- Sports Medicine Research Laboratory
PURPOSE: To compare the biomechanical properties and footprint coverage of a single-row (SR) repair using a modified suture configuration versus a double-row (DR) suture-bridge repair in small to medium and medium to large rotator cuff tears. METHODS: We created 25- and 35-mm artificial defects in the rotator cuff of 24 human cadaveric shoulders. The reconstructions were performed as either an SR repair with triple-loaded suture anchors (2 to 3 anchors) and a modified suture configuration or a modified suture-bridge DR repair (4 to 6 anchors). Reconstructions were cyclically loaded from 10 to 60 N. The load was increased stepwise up to 100, 180, and 250 N. Cyclic displacement and load to failure were determined. Furthermore, footprint widths were quantified. RESULTS: In the 25-mm rupture, ultimate load to failure was 533 +/- 107 N for the SR repair and 681 +/- 250 N for the DR technique (P >/= .21). In the 35-mm tear, ultimate load to failure was 792 +/- 122 N for the SR reconstruction and 891 +/- 174 N for the DR reconstruction (P >/= .28). There were no statistically significant differences for both tested rupture sizes. Cyclic displacement showed no significant differences between the tested configurations at 60 N (P = .563), 100 N (P = .171), 180 N (P = .211), and 250 N (P = .478) for the 25-mm tear. For the 35-mm tear, cyclic displacement showed significantly lower gap formation for the SR reconstruction at 180 N (P = .037) and 250 N (P = .020). No significant differences were found at 60 N (P = .296) and 100 N (P = .077). A significantly greater footprint width (P = .028) was seen for the DR repair (16.2 mm) compared with the SR repair (13.8 mm). However, both reconstructions were able to achieve complete footprint coverage compared with the initial footprint. CONCLUSIONS: The tested SR repair using a modified suture configuration was similar in load to failure and cyclic displacement to the DR suture-bridge technique independent of the tested initial sizes of the rupture. The tested DR repair consistently restored a larger footprint than the SR method. However, both constructs achieved complete footprint coverage.
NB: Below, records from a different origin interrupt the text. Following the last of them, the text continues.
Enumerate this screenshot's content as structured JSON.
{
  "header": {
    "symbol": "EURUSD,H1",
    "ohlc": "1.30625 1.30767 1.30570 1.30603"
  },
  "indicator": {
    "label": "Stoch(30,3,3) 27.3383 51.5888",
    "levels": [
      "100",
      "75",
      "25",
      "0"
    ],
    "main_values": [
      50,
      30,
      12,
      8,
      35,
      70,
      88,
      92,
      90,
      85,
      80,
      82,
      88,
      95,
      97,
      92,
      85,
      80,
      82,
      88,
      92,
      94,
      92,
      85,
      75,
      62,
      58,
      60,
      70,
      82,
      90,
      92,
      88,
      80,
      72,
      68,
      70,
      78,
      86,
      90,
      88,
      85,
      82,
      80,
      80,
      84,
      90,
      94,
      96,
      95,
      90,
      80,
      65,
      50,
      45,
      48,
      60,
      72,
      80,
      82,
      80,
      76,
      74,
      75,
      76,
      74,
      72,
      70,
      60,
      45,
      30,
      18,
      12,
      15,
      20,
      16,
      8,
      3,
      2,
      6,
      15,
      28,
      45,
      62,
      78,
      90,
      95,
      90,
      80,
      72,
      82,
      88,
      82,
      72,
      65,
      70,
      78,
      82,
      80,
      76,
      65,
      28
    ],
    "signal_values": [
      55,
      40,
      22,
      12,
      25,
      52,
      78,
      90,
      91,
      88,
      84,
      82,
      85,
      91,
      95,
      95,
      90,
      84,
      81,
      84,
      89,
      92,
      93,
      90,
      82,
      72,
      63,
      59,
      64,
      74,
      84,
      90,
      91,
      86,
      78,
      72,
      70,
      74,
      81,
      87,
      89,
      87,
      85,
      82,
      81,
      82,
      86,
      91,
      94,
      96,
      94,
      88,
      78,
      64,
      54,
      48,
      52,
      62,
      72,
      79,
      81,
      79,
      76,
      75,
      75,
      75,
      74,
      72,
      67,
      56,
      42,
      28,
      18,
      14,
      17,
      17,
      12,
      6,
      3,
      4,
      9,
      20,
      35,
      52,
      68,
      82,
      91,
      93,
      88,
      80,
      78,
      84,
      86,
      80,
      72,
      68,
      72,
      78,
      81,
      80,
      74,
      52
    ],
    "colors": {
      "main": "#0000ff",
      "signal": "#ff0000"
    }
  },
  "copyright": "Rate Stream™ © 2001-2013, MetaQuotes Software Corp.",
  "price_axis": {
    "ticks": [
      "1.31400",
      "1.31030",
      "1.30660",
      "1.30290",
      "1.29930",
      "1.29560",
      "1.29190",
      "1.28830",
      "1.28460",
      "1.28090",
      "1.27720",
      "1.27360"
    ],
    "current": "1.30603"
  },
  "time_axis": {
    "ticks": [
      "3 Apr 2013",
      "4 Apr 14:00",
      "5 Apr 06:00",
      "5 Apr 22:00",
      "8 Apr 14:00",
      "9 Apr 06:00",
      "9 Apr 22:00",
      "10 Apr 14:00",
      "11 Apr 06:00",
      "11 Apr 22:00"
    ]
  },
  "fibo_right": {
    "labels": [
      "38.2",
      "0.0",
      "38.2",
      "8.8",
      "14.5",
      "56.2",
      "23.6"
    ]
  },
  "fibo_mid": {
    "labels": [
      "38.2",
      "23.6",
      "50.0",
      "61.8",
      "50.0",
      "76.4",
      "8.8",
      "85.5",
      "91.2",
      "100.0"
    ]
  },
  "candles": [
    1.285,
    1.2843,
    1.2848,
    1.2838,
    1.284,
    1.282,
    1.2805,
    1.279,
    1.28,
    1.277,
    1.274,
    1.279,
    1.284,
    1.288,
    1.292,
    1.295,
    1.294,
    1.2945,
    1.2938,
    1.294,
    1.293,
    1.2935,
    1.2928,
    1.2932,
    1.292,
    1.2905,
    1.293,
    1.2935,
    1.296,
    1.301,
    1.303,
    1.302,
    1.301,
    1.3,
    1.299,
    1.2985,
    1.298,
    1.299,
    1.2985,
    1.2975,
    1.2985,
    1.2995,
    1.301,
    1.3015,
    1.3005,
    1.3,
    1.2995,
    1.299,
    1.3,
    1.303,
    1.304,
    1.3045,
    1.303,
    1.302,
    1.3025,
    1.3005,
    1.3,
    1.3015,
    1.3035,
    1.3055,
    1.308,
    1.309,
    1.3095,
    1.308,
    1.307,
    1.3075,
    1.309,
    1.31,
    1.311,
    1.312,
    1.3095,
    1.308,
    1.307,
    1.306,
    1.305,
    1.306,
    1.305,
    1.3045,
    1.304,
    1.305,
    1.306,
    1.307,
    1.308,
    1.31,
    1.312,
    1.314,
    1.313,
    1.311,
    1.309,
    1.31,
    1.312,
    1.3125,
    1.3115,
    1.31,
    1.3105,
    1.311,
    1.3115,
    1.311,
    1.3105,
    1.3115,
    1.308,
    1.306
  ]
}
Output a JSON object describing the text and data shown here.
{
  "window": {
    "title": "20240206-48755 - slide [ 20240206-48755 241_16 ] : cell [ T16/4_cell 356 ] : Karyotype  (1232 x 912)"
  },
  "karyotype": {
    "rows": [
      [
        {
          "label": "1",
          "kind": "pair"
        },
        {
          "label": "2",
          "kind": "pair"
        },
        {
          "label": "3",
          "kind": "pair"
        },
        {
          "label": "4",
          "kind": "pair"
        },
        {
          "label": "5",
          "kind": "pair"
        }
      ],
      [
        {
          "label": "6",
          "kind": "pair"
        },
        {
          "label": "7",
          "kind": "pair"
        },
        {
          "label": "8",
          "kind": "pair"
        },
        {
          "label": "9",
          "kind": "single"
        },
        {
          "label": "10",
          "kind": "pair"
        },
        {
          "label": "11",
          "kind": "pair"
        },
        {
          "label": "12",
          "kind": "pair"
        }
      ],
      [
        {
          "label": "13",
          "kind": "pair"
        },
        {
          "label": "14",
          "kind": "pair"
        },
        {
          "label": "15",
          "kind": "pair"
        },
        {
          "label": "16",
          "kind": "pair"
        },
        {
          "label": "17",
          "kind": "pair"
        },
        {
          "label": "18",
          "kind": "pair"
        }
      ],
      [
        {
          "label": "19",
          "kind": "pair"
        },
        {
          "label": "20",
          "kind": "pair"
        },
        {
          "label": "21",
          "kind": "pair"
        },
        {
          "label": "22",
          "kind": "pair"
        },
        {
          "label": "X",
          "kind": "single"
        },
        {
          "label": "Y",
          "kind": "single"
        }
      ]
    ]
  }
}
CLINICAL RELEVANCE: SR repairs with modified suture configurations might combine the biomechanical advantages and increased footprint coverage that are described for DR repairs without increasing the overall costs of the reconstruction.